Our next day ended up being a little anti-climactic. It rained all night, and was still drizzly when we woke up, so we headed to where we knew the rock would be dry – 1st Buttress at the Meadow. The only other time I’d been down there was when I was 17 weeks preggo with Baby Zu, and the only thing I really remembered was getting annihilated (on toprope) on Cross-Eyed and Blind 11a. Deep lock-offs on steep rock + a big belly = lots of hanging! So it definitely felt good to send it hanging draws as a warm-up this time around!
Next we tackled Lambda 12b – a relentless pump-fest that would be even harder without the sit-down ledge halfway up. Steep, flat, horizontals that are really far apart are the antithesis of what I am good at, so it wasn’t pretty. But I made it to the top, and figured out all the moves except the sequence right off the ledge.
I’d been hoping to also try the less cruxy, but more sustained neighbor, Push 12a, but by the time we’d all taken a beating on Lambda, our extra partner had to go home.
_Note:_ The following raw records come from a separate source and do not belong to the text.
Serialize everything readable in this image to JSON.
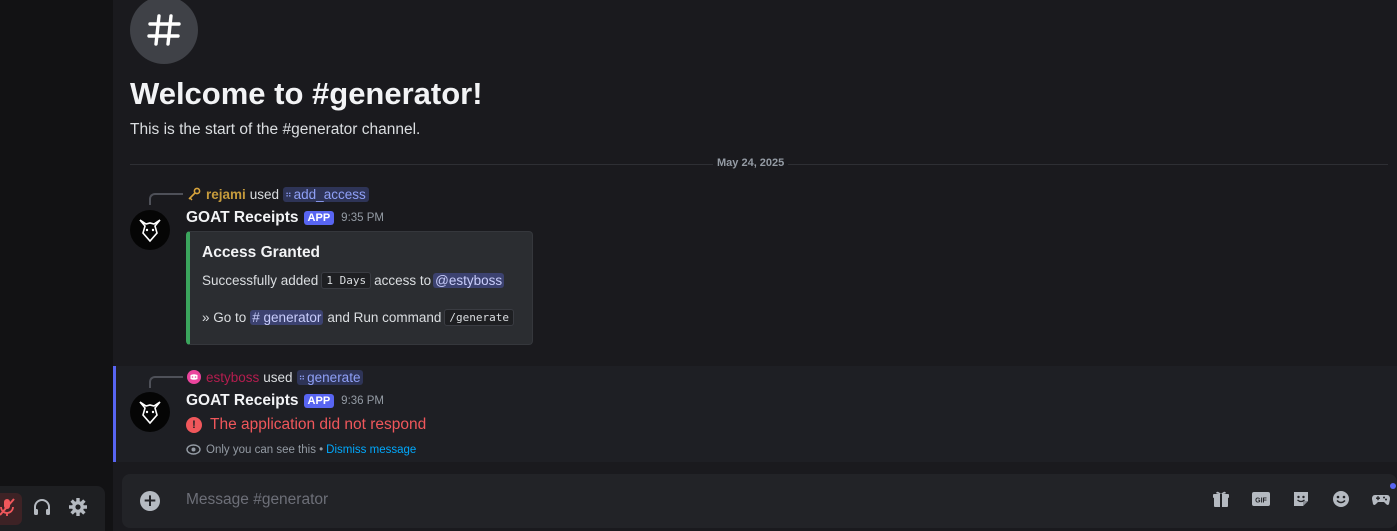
{
  "channel": {
    "welcome_title": "Welcome to #generator!",
    "welcome_subtitle": "This is the start of the #generator channel.",
    "date_divider": "May 24, 2025"
  },
  "messages": [
    {
      "reply_user": "rejami",
      "reply_user_color": "#c69b3c",
      "reply_used": "used",
      "command": "add_access",
      "author": "GOAT Receipts",
      "badge": "APP",
      "time": "9:35 PM",
      "embed": {
        "title": "Access Granted",
        "line1_prefix": "Successfully added",
        "line1_code": "1 Days",
        "line1_mid": "access to",
        "line1_mention": "@estyboss",
        "line2_prefix": "» Go to",
        "line2_channel": "# generator",
        "line2_mid": "and Run command",
        "line2_code": "/generate",
        "accent_color": "#3ba55d"
      }
    },
    {
      "reply_user": "estyboss",
      "reply_user_color": "#b51d4f",
      "reply_used": "used",
      "command": "generate",
      "author": "GOAT Receipts",
      "badge": "APP",
      "time": "9:36 PM",
      "error_text": "The application did not respond",
      "ephemeral_text": "Only you can see this •",
      "dismiss_label": "Dismiss message"
    }
  ],
  "composer": {
    "placeholder": "Message #generator"
  },
  "icons": {
    "channel": "hash-icon",
    "mute": "mic-muted-icon",
    "deafen": "headphones-icon",
    "settings": "gear-icon",
    "gift": "gift-icon",
    "gif": "gif-icon",
    "sticker": "sticker-icon",
    "emoji": "emoji-icon",
    "apps": "gamepad-icon"
  },
  "colors": {
    "accent": "#5865f2",
    "error": "#f0575b",
    "link": "#00a8fc"
  }
}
Baby Zu was sleeping soundly, but we were by ourselves and weren’t sure how much longer we had. So in the interest of avoiding what had happened the previous day, I had Steve traverse over from the top of Lambda and set up a toprope on Push. That way if Baby Zu woke up upset, I could quickly and safely yard my way up to the top to get our gear back.
But of course this time she stayed asleep until long after I was finished…go figure! Once she woke up, we hiked back out. As a change of pace since we were finished early, we stopped by the Visitor’s Center to ooh and ahh with the other tourists at the Bridge Overlook in all of it’s autumn splendor. I realized that in all 5 years of his life, Big C had never been to the overlook. We even brought home a painting of the gorge to put up in our family room. We are hoping to make it back up once more before it turns cold, but if not, the painting, plus our colorful leaf decorations in the kitchen will be there to remind us of our home away from home during the cold, dark months!
3 Responses to “New River Gorgeous Fall Climbing!”
Thanks, Erica, for posting this. My original reason for coming to your site was to hear about and learn from others experiences with raising cragbabies. But what’s kept me coming back are the many posts about my favorite crag in the world: the NRG. I didn’t get to go there too many times in the 4 years I lived in Virginia, but I do remember Legacy and one of the most beautiful and inspiring lines I’ve ever seen (and attempted) is Thunderstruck. Even though the area I’m living in now (the Frankenjura) has about 4 times the amount of climbing as the New, I still look back fondly and plan another visit for some day in the future.
Oh, and you guys look great in the Overlook shoot. Steve looks like he’s lost a lot of weight.
Glad you are enjoying the posts Shawn. The NRG is a special place for sure any time of year, but especially in the fall! I’ll pass on your compliments to Steve, he’s definitely been working hard 🙂